My son began 30 minute classes twice a week. He did not qualify for Pre-K based on my husband's income or any of the other requirements for Pre-K. I'm a SAHM, so scheduling is not an issue for me. The only other way he could have qualified is if I had pushed for him to be labeled "Special Needs" in other areas. They suggested that I not do that since he doesn't have any mental or physical challenges because this would have stayed on his school record and is difficult to remove later. "Why do you want the Special Needs taken off his record? If he is not Special Needs why did you have him labeled that way? etc." Hard to prove he's not special needs if I had lied to get him in.
He has been going class for the last 2 years. They work on specific sounds at a time. They started with final k, until he could say that without being reminded most of the time, the to another sound, always working with ONE sound at a time until he was usually saying the sound on his own or correcting himself on his own with that sound. He loves class and he loves his teacher, Miss Christa. He has gone from being understood by only me, to being understandable to strangers about 80% of the time, unless he gets excited and starts talking too fast to control his speech... Just mention trains and I have to either start translating or try to make him slow down and think about forming his words. He speaks slower now and with more forethought.
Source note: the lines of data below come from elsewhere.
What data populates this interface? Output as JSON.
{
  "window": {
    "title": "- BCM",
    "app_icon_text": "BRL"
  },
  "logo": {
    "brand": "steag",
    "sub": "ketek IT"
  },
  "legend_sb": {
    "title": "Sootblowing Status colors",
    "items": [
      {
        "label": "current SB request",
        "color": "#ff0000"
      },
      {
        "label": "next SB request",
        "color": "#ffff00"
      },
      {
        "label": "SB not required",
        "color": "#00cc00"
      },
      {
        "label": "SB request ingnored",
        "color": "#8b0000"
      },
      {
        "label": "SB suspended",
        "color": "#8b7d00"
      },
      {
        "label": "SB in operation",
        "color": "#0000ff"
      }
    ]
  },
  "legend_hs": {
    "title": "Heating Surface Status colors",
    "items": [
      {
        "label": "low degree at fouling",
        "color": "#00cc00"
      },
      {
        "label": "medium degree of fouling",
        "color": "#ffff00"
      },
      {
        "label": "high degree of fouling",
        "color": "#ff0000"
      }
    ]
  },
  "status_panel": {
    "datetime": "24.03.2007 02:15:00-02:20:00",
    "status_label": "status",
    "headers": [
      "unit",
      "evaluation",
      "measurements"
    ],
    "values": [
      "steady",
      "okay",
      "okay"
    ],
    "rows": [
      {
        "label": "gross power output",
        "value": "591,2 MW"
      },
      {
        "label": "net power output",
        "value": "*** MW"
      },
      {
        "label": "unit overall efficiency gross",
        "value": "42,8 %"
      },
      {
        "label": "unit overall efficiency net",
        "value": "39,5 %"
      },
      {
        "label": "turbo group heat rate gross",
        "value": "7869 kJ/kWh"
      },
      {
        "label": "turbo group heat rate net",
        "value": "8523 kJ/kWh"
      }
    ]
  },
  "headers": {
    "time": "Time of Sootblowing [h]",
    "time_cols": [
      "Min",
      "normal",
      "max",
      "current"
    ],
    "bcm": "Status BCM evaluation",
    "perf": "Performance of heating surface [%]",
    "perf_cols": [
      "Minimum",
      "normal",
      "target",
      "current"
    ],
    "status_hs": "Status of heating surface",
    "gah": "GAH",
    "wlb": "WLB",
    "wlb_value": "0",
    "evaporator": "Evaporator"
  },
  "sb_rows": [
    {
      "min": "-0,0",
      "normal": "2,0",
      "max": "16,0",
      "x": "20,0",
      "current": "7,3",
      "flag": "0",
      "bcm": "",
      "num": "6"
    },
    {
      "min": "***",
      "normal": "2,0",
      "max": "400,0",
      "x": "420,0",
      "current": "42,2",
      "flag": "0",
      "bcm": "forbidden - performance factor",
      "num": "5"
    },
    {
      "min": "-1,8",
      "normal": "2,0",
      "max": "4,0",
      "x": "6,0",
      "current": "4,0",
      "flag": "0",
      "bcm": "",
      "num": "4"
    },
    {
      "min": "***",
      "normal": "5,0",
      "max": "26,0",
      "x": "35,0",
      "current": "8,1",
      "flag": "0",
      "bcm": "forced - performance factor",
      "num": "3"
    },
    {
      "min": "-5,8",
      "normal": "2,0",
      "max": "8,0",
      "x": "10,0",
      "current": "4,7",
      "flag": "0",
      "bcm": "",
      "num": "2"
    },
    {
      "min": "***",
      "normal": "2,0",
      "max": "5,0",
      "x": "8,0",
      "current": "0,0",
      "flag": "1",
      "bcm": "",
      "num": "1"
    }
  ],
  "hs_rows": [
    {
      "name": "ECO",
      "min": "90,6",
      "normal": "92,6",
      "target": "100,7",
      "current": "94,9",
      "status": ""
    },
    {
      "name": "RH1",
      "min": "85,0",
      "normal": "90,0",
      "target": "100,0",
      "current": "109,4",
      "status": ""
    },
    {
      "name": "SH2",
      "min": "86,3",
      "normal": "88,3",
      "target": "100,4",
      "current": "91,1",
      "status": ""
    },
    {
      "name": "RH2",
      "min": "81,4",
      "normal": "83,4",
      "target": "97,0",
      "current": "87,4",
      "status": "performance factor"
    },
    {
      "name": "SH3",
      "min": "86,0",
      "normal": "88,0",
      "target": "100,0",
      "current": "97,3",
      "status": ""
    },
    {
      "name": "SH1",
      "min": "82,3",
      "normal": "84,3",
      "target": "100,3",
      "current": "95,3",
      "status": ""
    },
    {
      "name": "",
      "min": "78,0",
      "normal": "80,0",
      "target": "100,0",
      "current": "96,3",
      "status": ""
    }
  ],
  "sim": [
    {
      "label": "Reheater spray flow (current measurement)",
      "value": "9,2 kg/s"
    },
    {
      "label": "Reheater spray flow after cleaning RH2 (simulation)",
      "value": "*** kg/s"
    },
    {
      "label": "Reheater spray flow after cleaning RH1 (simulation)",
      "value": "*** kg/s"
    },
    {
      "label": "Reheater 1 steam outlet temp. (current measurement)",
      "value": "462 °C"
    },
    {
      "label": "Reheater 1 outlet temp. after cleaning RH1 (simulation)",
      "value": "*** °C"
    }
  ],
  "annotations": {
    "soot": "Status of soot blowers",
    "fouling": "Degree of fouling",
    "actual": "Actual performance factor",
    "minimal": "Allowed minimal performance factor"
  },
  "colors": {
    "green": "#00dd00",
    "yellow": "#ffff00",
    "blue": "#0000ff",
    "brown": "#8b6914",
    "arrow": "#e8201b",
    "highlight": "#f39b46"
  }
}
If he can't remember how to say a word, he'll stop and ask "Mommy, what's that word I'm thinking 'bout?" or "How do say it again?" I ask him what the word means, he'll define the word and I'll ask "Do you mean /this/?" "Yeah! That's word! /this/!" My son has gotten to the point where he will say a word wrong, stop, and repeat the word correctly or ask for help. I watch him as he speaks so that I can tell if he's having trouble with a particular word. When he says a word incorrectly, we just ask him to repeat it once or twice, then go on. We don't have "class time" at home. We just work on it as it comes up. His teacher says that is really a good way of not making him self-concious but still making him think about forming his sounds. Sometimes he will say it's time to "work on his words" and will work on the words his teacher sends home or reinforce words/sounds he has already gotten pretty good at.
He gets reviewed every year on how he's doing and when they AND we feel he no longer needs help, then he will no longer go to speech class. For now though, he will start Kinder this fall and will only be taken out of his regular classroom twice a week for half an hour, and he will have speech class with other students then. Since he wasn't in a "class" this year he had solo sessions.
My husband was away for a week recently and we noticed that my son spoke clearer on the phone. I asked his teacher and she said it's because he can hear himself and that helps a lot of kids. She said they will assign him a little take-home phone when he starts school next year if I like but that I can pick one up at Lakeshore Learning for $4 to use over the summer and it's THE SAME ONE. Guess what I'm getting after we pay bills!
Well, sorry this took so much space to write, but I'm passionate about speech pathology, now, and there is so much involved in getting the process started to get your child help if she needs it. You know her best, if YOU feel she needs, she probably does, and if she doesn't then you can rest having taken that pressure off.